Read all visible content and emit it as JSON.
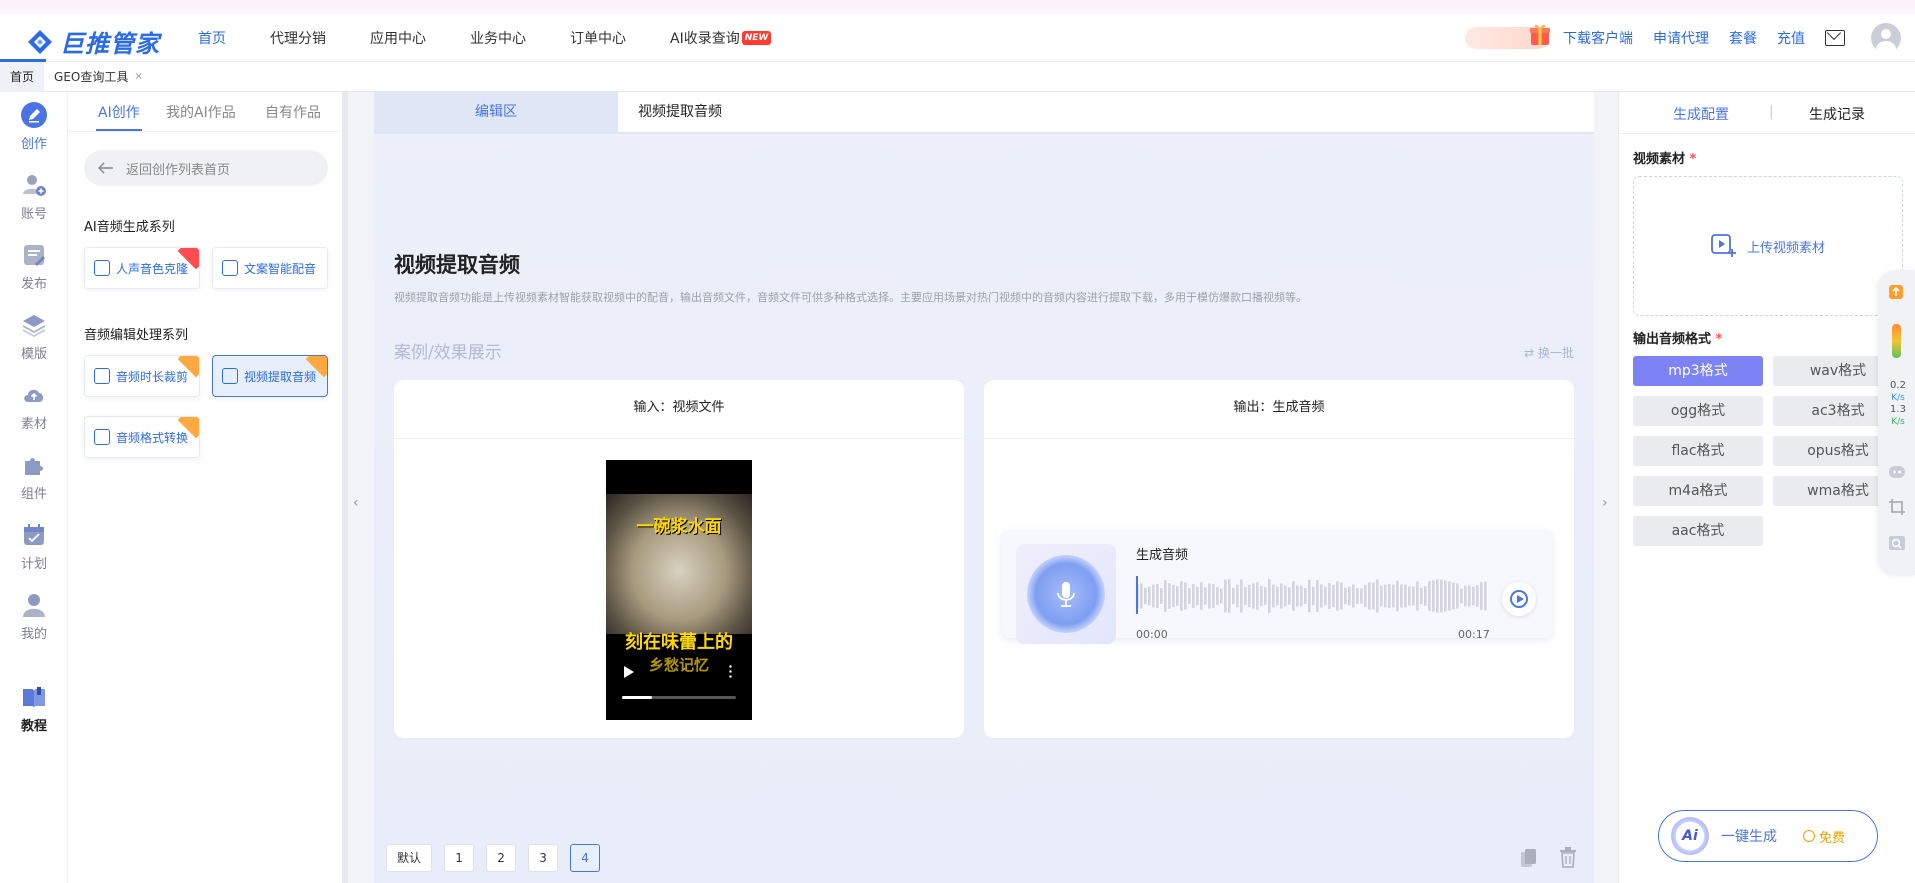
{
  "brand": {
    "name": "巨推管家",
    "accent": "#2c6be8",
    "hover_underline": true
  },
  "nav": {
    "items": [
      {
        "label": "首页",
        "active": true
      },
      {
        "label": "代理分销"
      },
      {
        "label": "应用中心"
      },
      {
        "label": "业务中心"
      },
      {
        "label": "订单中心"
      },
      {
        "label": "AI收录查询",
        "badge": "NEW"
      }
    ],
    "right": {
      "download": "下载客户端",
      "agent": "申请代理",
      "package": "套餐",
      "recharge": "充值"
    }
  },
  "page_tabs": [
    {
      "label": "首页",
      "active": true
    },
    {
      "label": "GEO查询工具",
      "close": "×"
    }
  ],
  "leftbar": {
    "items": [
      {
        "label": "创作",
        "icon": "pen-icon",
        "active": true
      },
      {
        "label": "账号",
        "icon": "user-add-icon"
      },
      {
        "label": "发布",
        "icon": "publish-icon"
      },
      {
        "label": "模版",
        "icon": "layers-icon"
      },
      {
        "label": "素材",
        "icon": "cloud-upload-icon"
      },
      {
        "label": "组件",
        "icon": "puzzle-icon"
      },
      {
        "label": "计划",
        "icon": "calendar-icon"
      },
      {
        "label": "我的",
        "icon": "person-icon"
      },
      {
        "label": "教程",
        "icon": "book-icon"
      }
    ]
  },
  "subpanel": {
    "tabs": [
      "AI创作",
      "我的AI作品",
      "自有作品"
    ],
    "back_label": "返回创作列表首页",
    "section1": "AI音频生成系列",
    "section2": "音频编辑处理系列",
    "cards": [
      {
        "label": "人声音色克隆",
        "ribbon": "red"
      },
      {
        "label": "文案智能配音"
      },
      {
        "label": "音频时长裁剪",
        "ribbon": "orange"
      },
      {
        "label": "视频提取音频",
        "ribbon": "orange",
        "selected": true
      },
      {
        "label": "音频格式转换",
        "ribbon": "orange"
      }
    ]
  },
  "main": {
    "tabs": [
      "编辑区",
      "视频提取音频"
    ],
    "title": "视频提取音频",
    "description": "视频提取音频功能是上传视频素材智能获取视频中的配音，输出音频文件，音频文件可供多种格式选择。主要应用场景对热门视频中的音频内容进行提取下载，多用于模仿爆款口播视频等。",
    "case_title": "案例/效果展示",
    "swap_label": "换一批",
    "input_header": "输入：视频文件",
    "output_header": "输出：生成音频",
    "video_caption_top": "一碗浆水面",
    "video_caption_bottom": "刻在味蕾上的",
    "video_caption_cut": "乡愁记忆",
    "audio": {
      "title": "生成音频",
      "start": "00:00",
      "end": "00:17"
    },
    "pager": [
      "默认",
      "1",
      "2",
      "3",
      "4"
    ],
    "pager_current": "4"
  },
  "right": {
    "tabs": {
      "config": "生成配置",
      "sep": "|",
      "history": "生成记录"
    },
    "video_label": "视频素材",
    "required": "*",
    "upload_label": "上传视频素材",
    "format_label": "输出音频格式",
    "formats": [
      "mp3格式",
      "wav格式",
      "ogg格式",
      "ac3格式",
      "flac格式",
      "opus格式",
      "m4a格式",
      "wma格式",
      "aac格式"
    ],
    "selected_format": "mp3格式",
    "float": {
      "up": "0.2",
      "down": "1.3",
      "unit": "K/s"
    },
    "generate": {
      "ai": "Ai",
      "label": "一键生成",
      "free": "免费"
    }
  }
}
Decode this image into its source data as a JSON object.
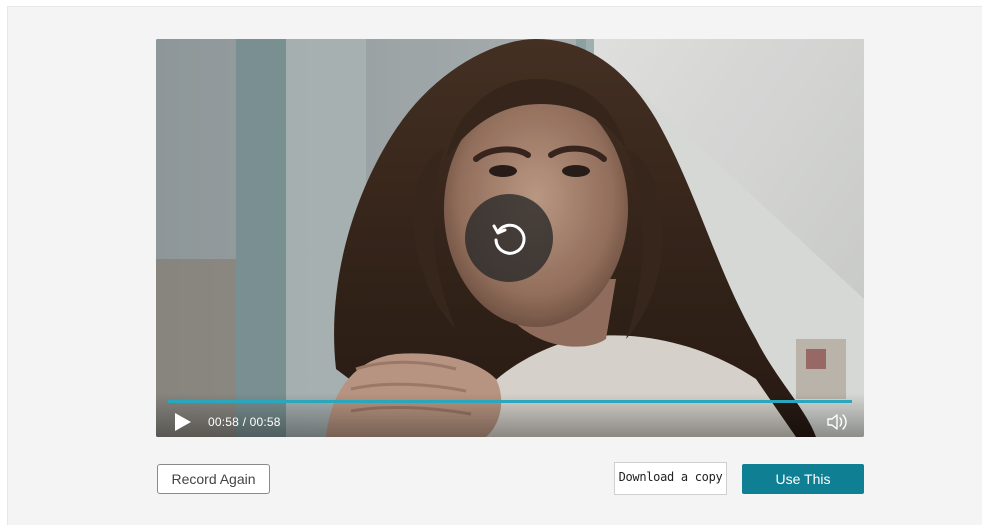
{
  "player": {
    "time_display": "00:58 / 00:58",
    "progress_fraction": 1.0,
    "accent_color": "#2aa7bd",
    "replay_icon": "replay-icon",
    "play_icon": "play-icon",
    "volume_icon": "volume-icon"
  },
  "actions": {
    "record_again_label": "Record Again",
    "download_label": "Download a copy",
    "use_this_label": "Use This",
    "use_this_color": "#0f7f94"
  }
}
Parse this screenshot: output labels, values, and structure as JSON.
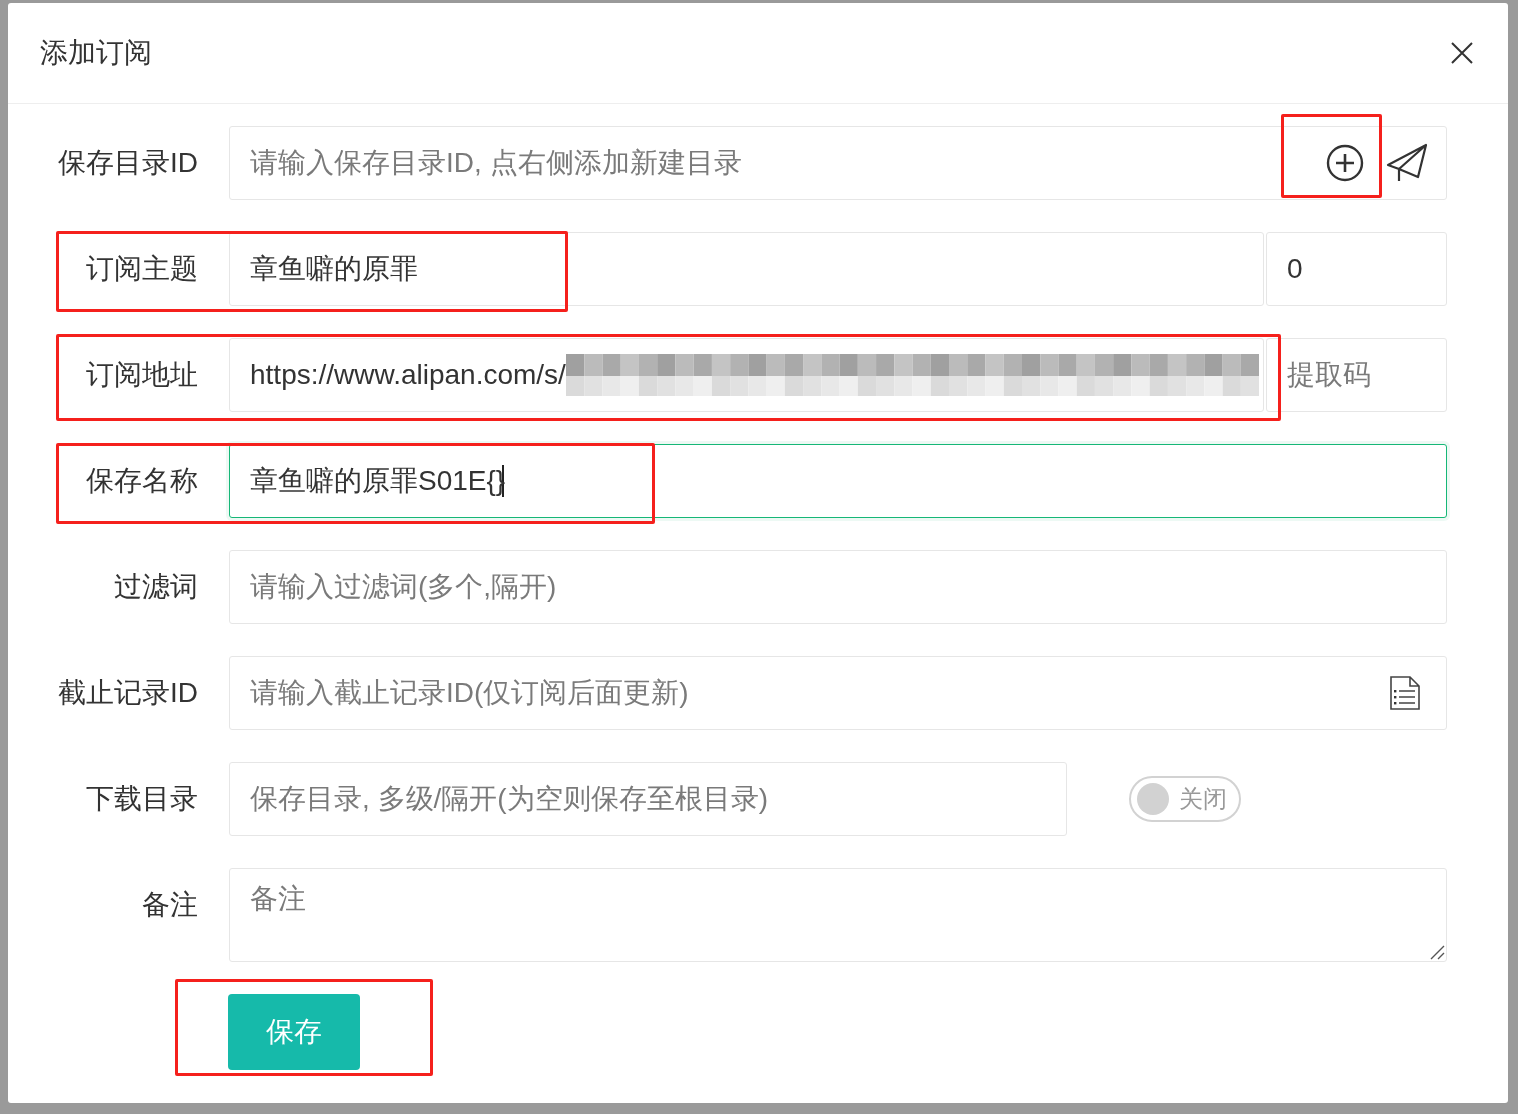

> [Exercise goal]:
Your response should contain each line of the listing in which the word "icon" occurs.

> [Answer]:
        "icon": "pen-icon",
        "icon": "user-add-icon"
        "icon": "publish-icon"
        "icon": "layers-icon"
        "icon": "cloud-upload-icon"
        "icon": "puzzle-icon"
        "icon": "calendar-icon"
        "icon": "person-icon"
        "icon": "book-icon"
    "replay_icon": "replay-icon",
    "play_icon": "play-icon",
    "volume_icon": "volume-icon"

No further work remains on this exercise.